My research further includes attempts to understand transport phenomena and heterogeneous chemical reactions at micro and meso-scales. This finds major applications in the design of micro-reactors for production of low-carbon fuels, hydrogen and other chemicals. It also helps understanding and modelling of the gasification process of coal and biomass.
Combustion, thermoacoustics, transport phenomena, thermodynamics, porous media, micro-reactors, gas turbines, gasification, mathematical modelling.
Karimi, N., Brear, M., Jin, S.-H., and Monty, J.P. (2009) Linear and non-linear forced response of a conical, ducted, laminar premixed flame. Combustion and Flame, 156(11), pp. 2201-2212. (doi:10.1016/j.combustflame.2009.06.027)
- Thermally Driven Heat Pump Based on an Integrated Thermodynamic Cycle for Low Carbon Domestic Heating (Therma-Pump), Zhibin Yu (PI), Nader Karimi (Co-I), EPSRC, EP/N020472/1, £700k, 2016-2019.
- Real time control of gasifiers to increase tolerance to biomass variety and reduce emissions, Ian Watson (PI), Nader Karimi (Co-I), EPSRC, EP/M01343X/1, £1M, 2015-2018.
- Experimental investigation of flame flashback in a premixed swirl burner with central bluff-body, Nader Karimi (PI) & Andreas Dreizler (Co-I). Funded by the German Research Foundation (Deutsche Forschungsgemeinschaft, DFG, KA 3483/1-1) € 215200, 2012-2014.
Ms Linwei Wang, Mr Loizos Christodoulou, Mr Graham Hunt, Mr Daniel Agbo, Mr Tata Saturdi, Mr Fernando Javier Guerrero Martinez.
Please contact me directly if you are interested in doing a PhD in my research areas.
First year undergraduate thermodynamics
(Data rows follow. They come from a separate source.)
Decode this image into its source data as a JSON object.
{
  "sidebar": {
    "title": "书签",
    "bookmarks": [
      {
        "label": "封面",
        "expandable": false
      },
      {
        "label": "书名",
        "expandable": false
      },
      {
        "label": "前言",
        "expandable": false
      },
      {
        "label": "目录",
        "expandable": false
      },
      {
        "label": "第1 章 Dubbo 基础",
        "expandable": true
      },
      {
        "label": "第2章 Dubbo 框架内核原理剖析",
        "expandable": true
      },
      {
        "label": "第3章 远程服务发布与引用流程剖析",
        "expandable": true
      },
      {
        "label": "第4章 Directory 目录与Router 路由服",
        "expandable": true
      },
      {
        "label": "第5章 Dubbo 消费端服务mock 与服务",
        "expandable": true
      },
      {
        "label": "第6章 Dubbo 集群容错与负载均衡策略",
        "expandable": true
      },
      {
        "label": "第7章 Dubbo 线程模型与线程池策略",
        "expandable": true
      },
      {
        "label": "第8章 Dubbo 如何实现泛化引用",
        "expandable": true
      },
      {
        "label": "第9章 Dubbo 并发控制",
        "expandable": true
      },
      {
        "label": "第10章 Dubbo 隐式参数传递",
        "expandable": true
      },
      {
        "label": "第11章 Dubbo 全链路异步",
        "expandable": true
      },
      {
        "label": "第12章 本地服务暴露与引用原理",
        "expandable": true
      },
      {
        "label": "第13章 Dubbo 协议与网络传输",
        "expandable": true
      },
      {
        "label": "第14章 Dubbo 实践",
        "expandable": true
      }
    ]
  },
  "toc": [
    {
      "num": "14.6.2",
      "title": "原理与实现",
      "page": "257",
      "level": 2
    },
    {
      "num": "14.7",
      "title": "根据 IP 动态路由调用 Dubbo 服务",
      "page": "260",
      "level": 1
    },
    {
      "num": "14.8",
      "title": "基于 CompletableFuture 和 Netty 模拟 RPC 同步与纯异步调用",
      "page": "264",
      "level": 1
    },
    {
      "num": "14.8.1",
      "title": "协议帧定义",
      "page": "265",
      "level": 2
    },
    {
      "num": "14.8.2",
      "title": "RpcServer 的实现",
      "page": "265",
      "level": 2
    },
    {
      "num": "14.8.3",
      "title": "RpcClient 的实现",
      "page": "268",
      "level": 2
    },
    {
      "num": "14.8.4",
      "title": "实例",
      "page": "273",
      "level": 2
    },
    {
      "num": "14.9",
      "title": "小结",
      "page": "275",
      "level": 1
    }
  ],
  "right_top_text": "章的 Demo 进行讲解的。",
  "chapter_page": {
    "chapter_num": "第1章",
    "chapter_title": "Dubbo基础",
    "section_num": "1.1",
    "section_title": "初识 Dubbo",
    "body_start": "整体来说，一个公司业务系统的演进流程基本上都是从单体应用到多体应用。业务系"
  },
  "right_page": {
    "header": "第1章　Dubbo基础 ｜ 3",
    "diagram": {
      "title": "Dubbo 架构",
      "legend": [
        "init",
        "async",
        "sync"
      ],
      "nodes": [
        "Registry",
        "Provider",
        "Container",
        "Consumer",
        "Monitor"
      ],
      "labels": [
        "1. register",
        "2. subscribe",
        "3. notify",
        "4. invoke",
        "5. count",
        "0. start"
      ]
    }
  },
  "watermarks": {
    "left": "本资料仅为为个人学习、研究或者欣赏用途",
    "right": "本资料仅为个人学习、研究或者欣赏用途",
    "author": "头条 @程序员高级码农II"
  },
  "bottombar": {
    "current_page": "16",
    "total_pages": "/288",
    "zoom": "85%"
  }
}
Third year undergraduate heat transfer
Fourth year undergraduate heat and mass transfer
Fifth year graduate level thermodynamics